Nikola has received a grant from the California Transportation Commission to construct hydrogen fueling stations for hydrogen-powered semis. 


The $41.9 million grant will facilitate the building of six heavy-duty hydrogen stations under the HYLA brand, a joint initiative by Nikola and Voltera. These stations, set to be located near major freight corridors in Southern California, are expected to open as early as late this year.

The funding announcement comes as a significant boost for Nikola, which has been actively seeking capital to support its zero-emission truck business. In recent months, the company has implemented cost-cutting measures and is planning to raise additional funds through share issuance. The grant will help expedite the deployment of hydrogen refueling infrastructure, which is crucial for Nikola’s upcoming launch of hydrogen fuel cell electric trucks in July, according to Carey Mendes, President of Nikola Energy.

The California grant will cover approximately half of the total construction cost for the six stations, while Nikola and Voltera will contribute to the remaining portion. These stations are designed to refuel up to 100 trucks per day, with the first ones expected to open later this year and early in 2024. Nikola aims to establish a network of 50 HYLA stations in collaboration with Voltera by 2028.

Nikola’s battery-powered Tre trucks, already in production, offer a range of around 300 miles per charge. The hydrogen fuel cell version, on the other hand, will have an extended range of approximately 500 miles per fueling. Nikola, along with industry giants such as Daimler, Volvo, Toyota, and Hyundai, views hydrogen as a promising alternative to battery-powered electric trucks due to its lighter weight and faster refueling capabilities.

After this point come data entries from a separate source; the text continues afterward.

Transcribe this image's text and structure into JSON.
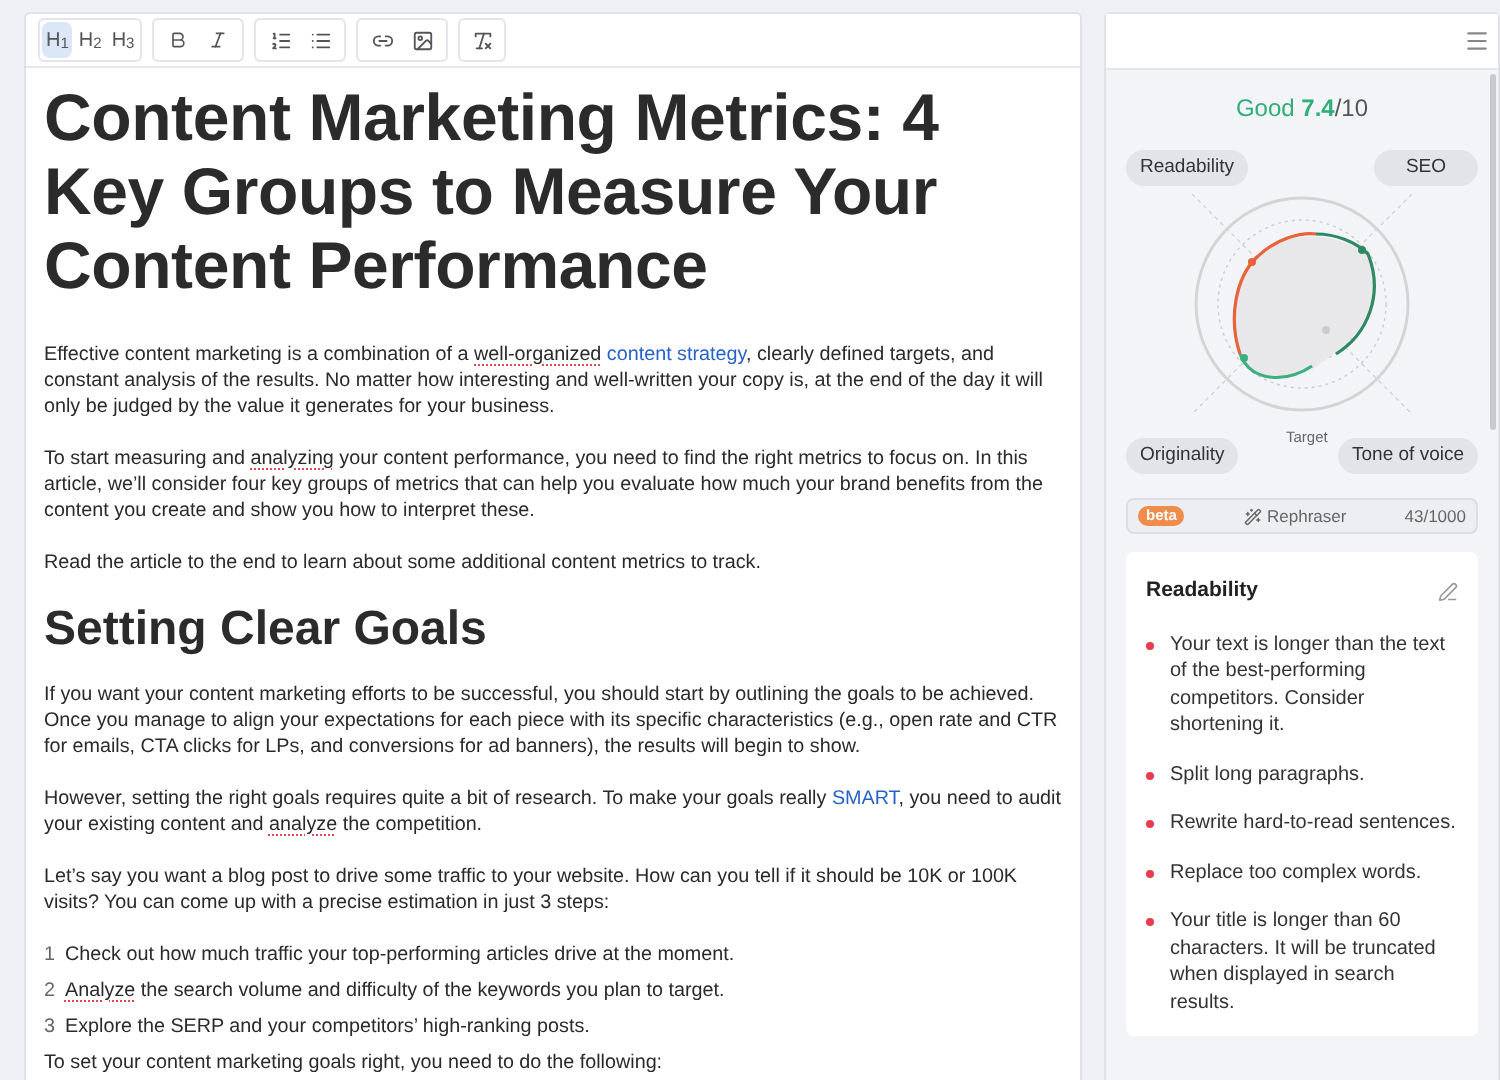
{
  "toolbar": {
    "headings": [
      {
        "label": "H$_{1}$",
        "selected": true
      },
      {
        "label": "H$_{2}$",
        "selected": false
      },
      {
        "label": "H$_{3}$",
        "selected": false
      }
    ]
  },
  "article": {
    "title": "Content Marketing Metrics: 4 Key Groups to Measure Your Content Performance",
    "blocks": [
      {
        "kind": "paragraph",
        "parts": [
          {
            "kind": "text",
            "text": "Effective content marketing is a combination of a "
          },
          {
            "kind": "misspelled",
            "text": "well-organized"
          },
          {
            "kind": "link",
            "text": "content strategy"
          },
          {
            "kind": "text",
            "text": ", clearly defined targets, and constant analysis of the results. No matter how interesting and well-written your copy is, at the end of the day it will only be judged by the value it generates for your business."
          }
        ]
      },
      {
        "kind": "paragraph",
        "parts": [
          {
            "kind": "text",
            "text": "To start measuring and "
          },
          {
            "kind": "misspelled",
            "text": "analyzing"
          },
          {
            "kind": "text",
            "text": " your content performance, you need to find the right metrics to focus on. In this article, we’ll consider four key groups of metrics that can help you evaluate how much your brand benefits from the content you create and show you how to interpret these."
          }
        ]
      },
      {
        "kind": "paragraph",
        "parts": [
          {
            "kind": "text",
            "text": "Read the article to the end to learn about some additional content metrics to track."
          }
        ]
      },
      {
        "kind": "heading",
        "text": "Setting Clear Goals"
      },
      {
        "kind": "paragraph",
        "parts": [
          {
            "kind": "text",
            "text": "If you want your content marketing efforts to be successful, you should start by outlining the goals to be achieved. Once you manage to align your expectations for each piece with its specific characteristics (e.g., open rate and CTR for emails, CTA clicks for LPs, and conversions for ad banners), the results will begin to show."
          }
        ]
      },
      {
        "kind": "paragraph",
        "parts": [
          {
            "kind": "text",
            "text": "However, setting the right goals requires quite a bit of research. To make your goals really "
          },
          {
            "kind": "link",
            "text": "SMART"
          },
          {
            "kind": "text",
            "text": ", you need to audit your existing content and "
          },
          {
            "kind": "misspelled",
            "text": "analyze"
          },
          {
            "kind": "text",
            "text": " the competition."
          }
        ]
      },
      {
        "kind": "paragraph",
        "parts": [
          {
            "kind": "text",
            "text": "Let’s say you want a blog post to drive some traffic to your website. How can you tell if it should be 10K or 100K visits? You can come up with a precise estimation in just 3 steps:"
          }
        ]
      },
      {
        "kind": "list",
        "items": [
          {
            "number": "1",
            "parts": [
              {
                "kind": "text",
                "text": "Check out how much traffic your top-performing articles drive at the moment."
              }
            ]
          },
          {
            "number": "2",
            "parts": [
              {
                "kind": "misspelled",
                "text": "Analyze"
              },
              {
                "kind": "text",
                "text": " the search volume and difficulty of the keywords you plan to target."
              }
            ]
          },
          {
            "number": "3",
            "parts": [
              {
                "kind": "text",
                "text": "Explore the SERP and your competitors’ high-ranking posts."
              }
            ]
          }
        ]
      },
      {
        "kind": "tight-paragraph",
        "parts": [
          {
            "kind": "text",
            "text": "To set your content marketing goals right, you need to do the following:"
          }
        ]
      }
    ]
  },
  "sidebar": {
    "score": {
      "label": "Good",
      "value": "7.4",
      "max": "/10"
    },
    "radar_labels": [
      "Readability",
      "SEO",
      "Originality",
      "Tone of voice"
    ],
    "radar_target": "Target",
    "rephraser": {
      "badge": "beta",
      "label": "Rephraser",
      "count": "43/1000"
    },
    "card": {
      "title": "Readability",
      "items": [
        "Your text is longer than the text of the best-performing competitors. Consider shortening it.",
        "Split long paragraphs.",
        "Rewrite hard-to-read sentences.",
        "Replace too complex words.",
        "Your title is longer than 60 characters. It will be truncated when displayed in search results."
      ]
    }
  }
}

Currently, there is a lack of public hydrogen fueling stations in the United States capable of accommodating semi-trucks. However, California already has over 50 hydrogen stations catering to passenger vehicles like the Toyota Mirai and Hyundai NEXO.